Component data from apps and pages:
>>>
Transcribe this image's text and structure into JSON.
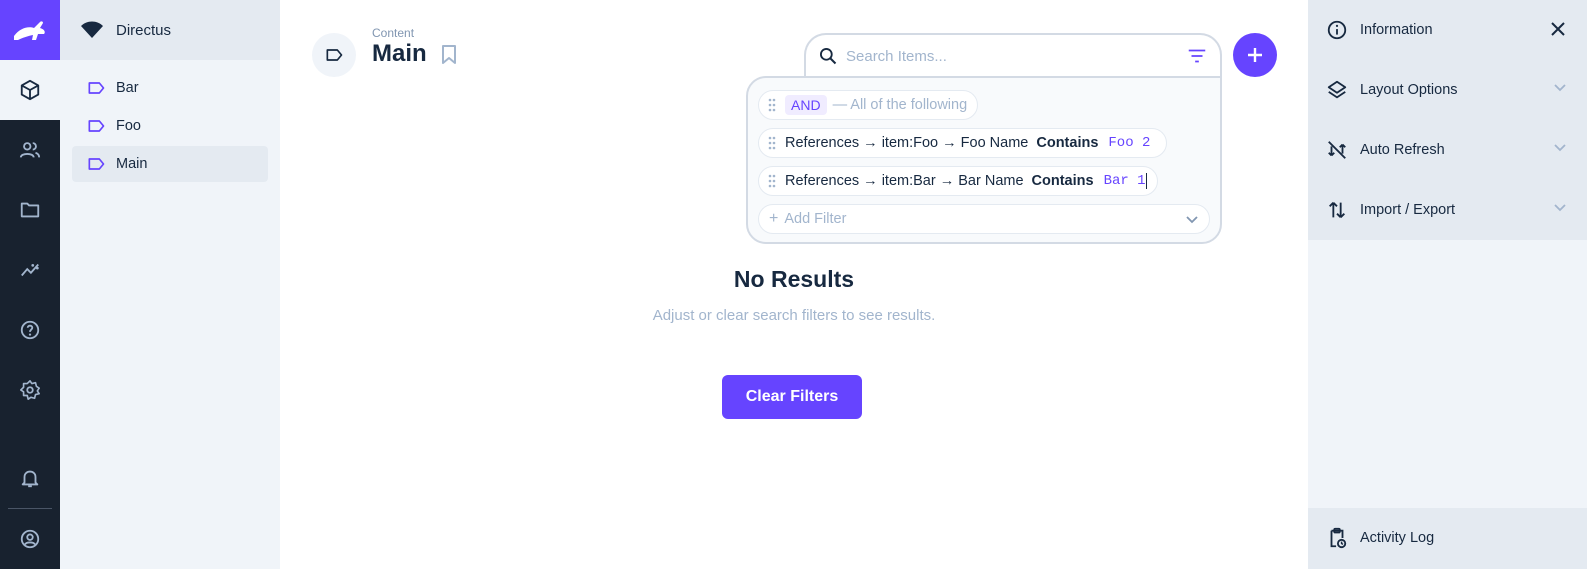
{
  "project": {
    "name": "Directus"
  },
  "navigation": {
    "items": [
      {
        "label": "Bar",
        "active": false
      },
      {
        "label": "Foo",
        "active": false
      },
      {
        "label": "Main",
        "active": true
      }
    ]
  },
  "header": {
    "breadcrumb": "Content",
    "title": "Main"
  },
  "search": {
    "placeholder": "Search Items..."
  },
  "filters": {
    "logic_label": "AND",
    "logic_description": "— All of the following",
    "rows": [
      {
        "field": "References → item:Foo → Foo Name",
        "operator": "Contains",
        "value": "Foo 2"
      },
      {
        "field": "References → item:Bar → Bar Name",
        "operator": "Contains",
        "value": "Bar 1"
      }
    ],
    "add_label": "Add Filter"
  },
  "empty_state": {
    "title": "No Results",
    "subtitle": "Adjust or clear search filters to see results.",
    "button": "Clear Filters"
  },
  "sidebar": {
    "information": "Information",
    "layout_options": "Layout Options",
    "auto_refresh": "Auto Refresh",
    "import_export": "Import / Export",
    "activity_log": "Activity Log"
  },
  "colors": {
    "accent": "#6644ff",
    "module_bar": "#18222f",
    "nav_bg": "#f0f4f9"
  },
  "icons": {
    "module_bar": [
      "box-icon",
      "users-icon",
      "folder-icon",
      "insights-icon",
      "help-icon",
      "settings-icon",
      "bell-icon",
      "account-icon"
    ]
  }
}
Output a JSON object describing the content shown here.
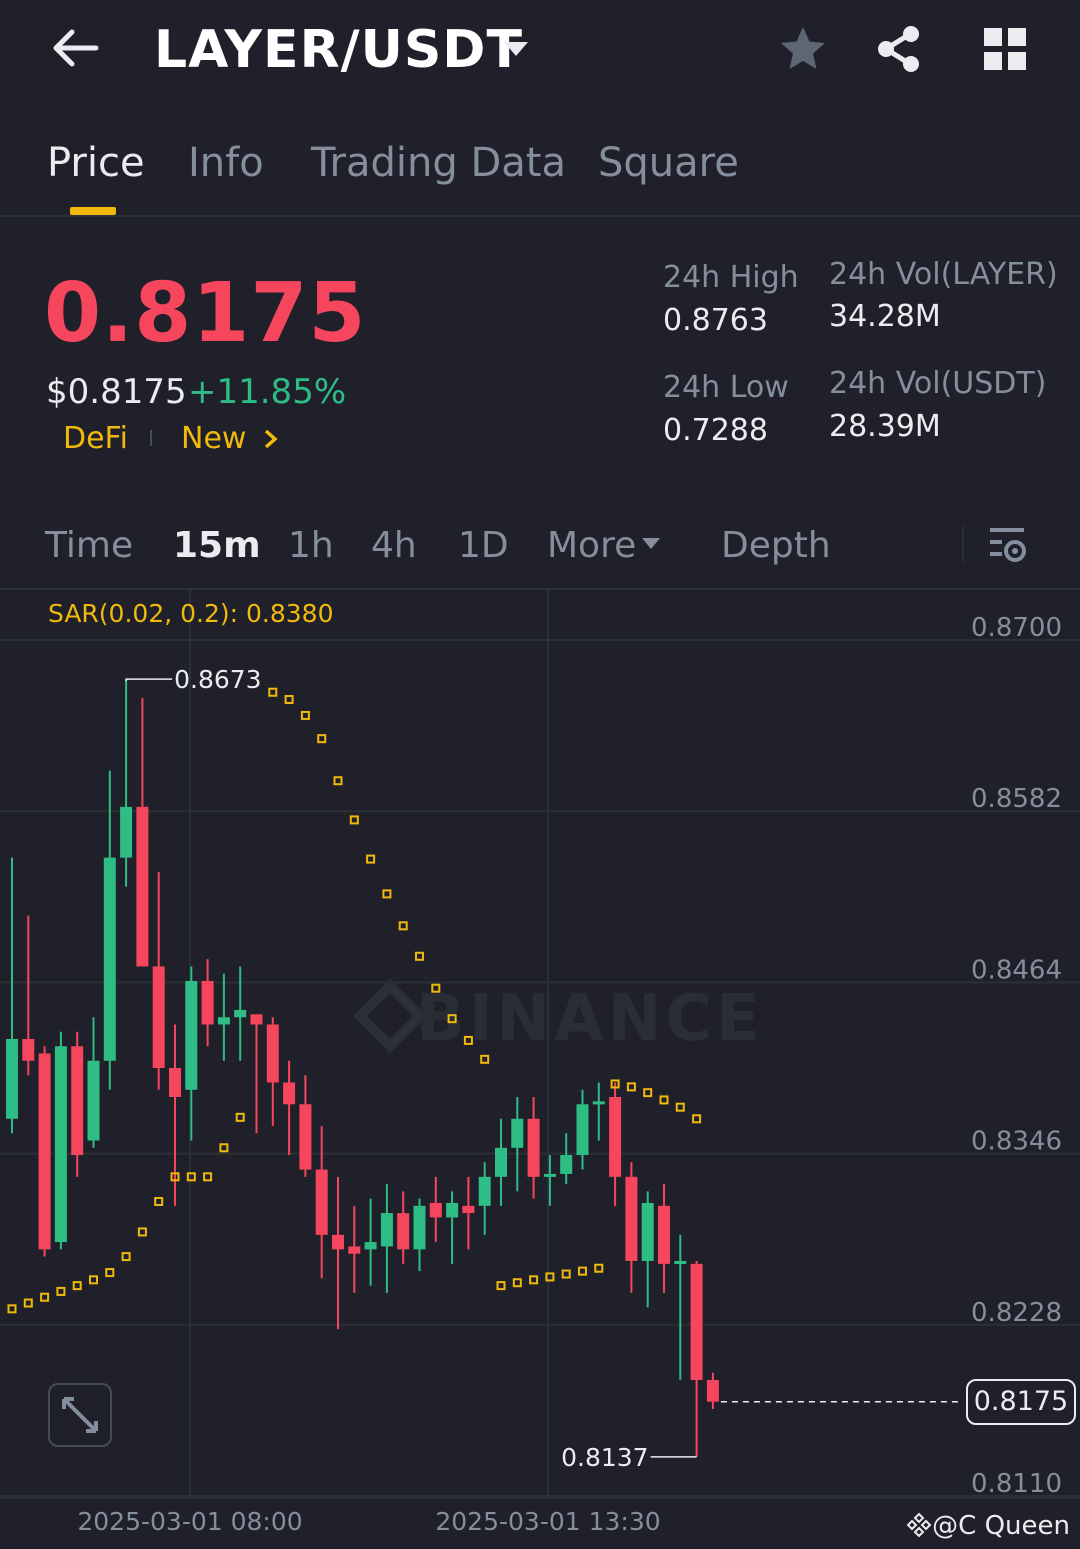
{
  "header": {
    "pair": "LAYER/USDT"
  },
  "tabs": [
    "Price",
    "Info",
    "Trading Data",
    "Square"
  ],
  "ticker": {
    "last_price": "0.8175",
    "usd_price": "$0.8175",
    "change_pct": "+11.85%",
    "tags": [
      "DeFi",
      "New"
    ],
    "high_label": "24h High",
    "high_value": "0.8763",
    "low_label": "24h Low",
    "low_value": "0.7288",
    "vol_base_label": "24h Vol(LAYER)",
    "vol_base_value": "34.28M",
    "vol_quote_label": "24h Vol(USDT)",
    "vol_quote_value": "28.39M"
  },
  "intervals": {
    "items": [
      "Time",
      "15m",
      "1h",
      "4h",
      "1D"
    ],
    "more": "More",
    "depth": "Depth",
    "active": "15m"
  },
  "indicator": {
    "label": "SAR(0.02, 0.2): 0.8380"
  },
  "watermark": "BINANCE",
  "credit": "@C Queen",
  "colors": {
    "up": "#2ebd85",
    "down": "#f6465d",
    "accent": "#f0b90b",
    "background": "#1f2029"
  },
  "chart_data": {
    "type": "candlestick",
    "interval": "15m",
    "y_ticks": [
      "0.8700",
      "0.8582",
      "0.8464",
      "0.8346",
      "0.8228",
      "0.8110"
    ],
    "x_ticks": [
      "2025-03-01 08:00",
      "2025-03-01 13:30"
    ],
    "high_marker": "0.8673",
    "low_marker": "0.8137",
    "current_price": "0.8175",
    "candles": [
      {
        "o": 0.837,
        "h": 0.855,
        "l": 0.836,
        "c": 0.8425
      },
      {
        "o": 0.8425,
        "h": 0.851,
        "l": 0.84,
        "c": 0.841
      },
      {
        "o": 0.8415,
        "h": 0.842,
        "l": 0.8275,
        "c": 0.828
      },
      {
        "o": 0.8285,
        "h": 0.843,
        "l": 0.828,
        "c": 0.842
      },
      {
        "o": 0.842,
        "h": 0.843,
        "l": 0.833,
        "c": 0.8345
      },
      {
        "o": 0.8355,
        "h": 0.844,
        "l": 0.835,
        "c": 0.841
      },
      {
        "o": 0.841,
        "h": 0.861,
        "l": 0.839,
        "c": 0.855
      },
      {
        "o": 0.855,
        "h": 0.8673,
        "l": 0.853,
        "c": 0.8585
      },
      {
        "o": 0.8585,
        "h": 0.866,
        "l": 0.848,
        "c": 0.8475
      },
      {
        "o": 0.8475,
        "h": 0.854,
        "l": 0.839,
        "c": 0.8405
      },
      {
        "o": 0.8405,
        "h": 0.8435,
        "l": 0.831,
        "c": 0.8385
      },
      {
        "o": 0.839,
        "h": 0.8475,
        "l": 0.8355,
        "c": 0.8465
      },
      {
        "o": 0.8465,
        "h": 0.848,
        "l": 0.842,
        "c": 0.8435
      },
      {
        "o": 0.8435,
        "h": 0.847,
        "l": 0.841,
        "c": 0.844
      },
      {
        "o": 0.844,
        "h": 0.8475,
        "l": 0.841,
        "c": 0.8445
      },
      {
        "o": 0.8442,
        "h": 0.844,
        "l": 0.836,
        "c": 0.8435
      },
      {
        "o": 0.8435,
        "h": 0.844,
        "l": 0.8365,
        "c": 0.8395
      },
      {
        "o": 0.8395,
        "h": 0.841,
        "l": 0.8345,
        "c": 0.838
      },
      {
        "o": 0.838,
        "h": 0.84,
        "l": 0.833,
        "c": 0.8335
      },
      {
        "o": 0.8335,
        "h": 0.8365,
        "l": 0.826,
        "c": 0.829
      },
      {
        "o": 0.829,
        "h": 0.833,
        "l": 0.8225,
        "c": 0.828
      },
      {
        "o": 0.8282,
        "h": 0.831,
        "l": 0.825,
        "c": 0.8277
      },
      {
        "o": 0.828,
        "h": 0.8315,
        "l": 0.8255,
        "c": 0.8285
      },
      {
        "o": 0.8282,
        "h": 0.8325,
        "l": 0.825,
        "c": 0.8305
      },
      {
        "o": 0.8305,
        "h": 0.832,
        "l": 0.827,
        "c": 0.828
      },
      {
        "o": 0.828,
        "h": 0.8315,
        "l": 0.8265,
        "c": 0.831
      },
      {
        "o": 0.8312,
        "h": 0.833,
        "l": 0.8285,
        "c": 0.8302
      },
      {
        "o": 0.8302,
        "h": 0.832,
        "l": 0.827,
        "c": 0.8312
      },
      {
        "o": 0.831,
        "h": 0.833,
        "l": 0.828,
        "c": 0.8305
      },
      {
        "o": 0.831,
        "h": 0.834,
        "l": 0.829,
        "c": 0.833
      },
      {
        "o": 0.833,
        "h": 0.837,
        "l": 0.831,
        "c": 0.835
      },
      {
        "o": 0.835,
        "h": 0.8385,
        "l": 0.832,
        "c": 0.837
      },
      {
        "o": 0.837,
        "h": 0.8385,
        "l": 0.8315,
        "c": 0.833
      },
      {
        "o": 0.833,
        "h": 0.8345,
        "l": 0.831,
        "c": 0.8332
      },
      {
        "o": 0.8332,
        "h": 0.836,
        "l": 0.8325,
        "c": 0.8345
      },
      {
        "o": 0.8345,
        "h": 0.839,
        "l": 0.8335,
        "c": 0.838
      },
      {
        "o": 0.838,
        "h": 0.8395,
        "l": 0.8355,
        "c": 0.8382
      },
      {
        "o": 0.8385,
        "h": 0.8395,
        "l": 0.831,
        "c": 0.833
      },
      {
        "o": 0.833,
        "h": 0.834,
        "l": 0.825,
        "c": 0.8272
      },
      {
        "o": 0.8272,
        "h": 0.832,
        "l": 0.824,
        "c": 0.8312
      },
      {
        "o": 0.831,
        "h": 0.8325,
        "l": 0.825,
        "c": 0.827
      },
      {
        "o": 0.827,
        "h": 0.829,
        "l": 0.819,
        "c": 0.8272
      },
      {
        "o": 0.827,
        "h": 0.8272,
        "l": 0.8137,
        "c": 0.819
      },
      {
        "o": 0.819,
        "h": 0.8195,
        "l": 0.817,
        "c": 0.8175
      }
    ],
    "sar": [
      {
        "i": 0,
        "v": 0.8239
      },
      {
        "i": 1,
        "v": 0.8243
      },
      {
        "i": 2,
        "v": 0.8247
      },
      {
        "i": 3,
        "v": 0.8251
      },
      {
        "i": 4,
        "v": 0.8255
      },
      {
        "i": 5,
        "v": 0.8259
      },
      {
        "i": 6,
        "v": 0.8264
      },
      {
        "i": 7,
        "v": 0.8275
      },
      {
        "i": 8,
        "v": 0.8292
      },
      {
        "i": 9,
        "v": 0.8313
      },
      {
        "i": 10,
        "v": 0.833
      },
      {
        "i": 11,
        "v": 0.833
      },
      {
        "i": 12,
        "v": 0.833
      },
      {
        "i": 13,
        "v": 0.835
      },
      {
        "i": 14,
        "v": 0.8371
      },
      {
        "i": 16,
        "v": 0.8664
      },
      {
        "i": 17,
        "v": 0.8659
      },
      {
        "i": 18,
        "v": 0.8648
      },
      {
        "i": 19,
        "v": 0.8632
      },
      {
        "i": 20,
        "v": 0.8603
      },
      {
        "i": 21,
        "v": 0.8576
      },
      {
        "i": 22,
        "v": 0.8549
      },
      {
        "i": 23,
        "v": 0.8525
      },
      {
        "i": 24,
        "v": 0.8503
      },
      {
        "i": 25,
        "v": 0.8482
      },
      {
        "i": 26,
        "v": 0.846
      },
      {
        "i": 27,
        "v": 0.8439
      },
      {
        "i": 28,
        "v": 0.8424
      },
      {
        "i": 29,
        "v": 0.8411
      },
      {
        "i": 30,
        "v": 0.8255
      },
      {
        "i": 31,
        "v": 0.8257
      },
      {
        "i": 32,
        "v": 0.8259
      },
      {
        "i": 33,
        "v": 0.8261
      },
      {
        "i": 34,
        "v": 0.8263
      },
      {
        "i": 35,
        "v": 0.8265
      },
      {
        "i": 36,
        "v": 0.8267
      },
      {
        "i": 37,
        "v": 0.8394
      },
      {
        "i": 38,
        "v": 0.8392
      },
      {
        "i": 39,
        "v": 0.8388
      },
      {
        "i": 40,
        "v": 0.8383
      },
      {
        "i": 41,
        "v": 0.8378
      },
      {
        "i": 42,
        "v": 0.837
      }
    ]
  }
}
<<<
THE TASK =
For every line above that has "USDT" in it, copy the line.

EXERCISE ANSWER =
    "pair": "LAYER/USDT"
    "vol_quote_label": "24h Vol(USDT)",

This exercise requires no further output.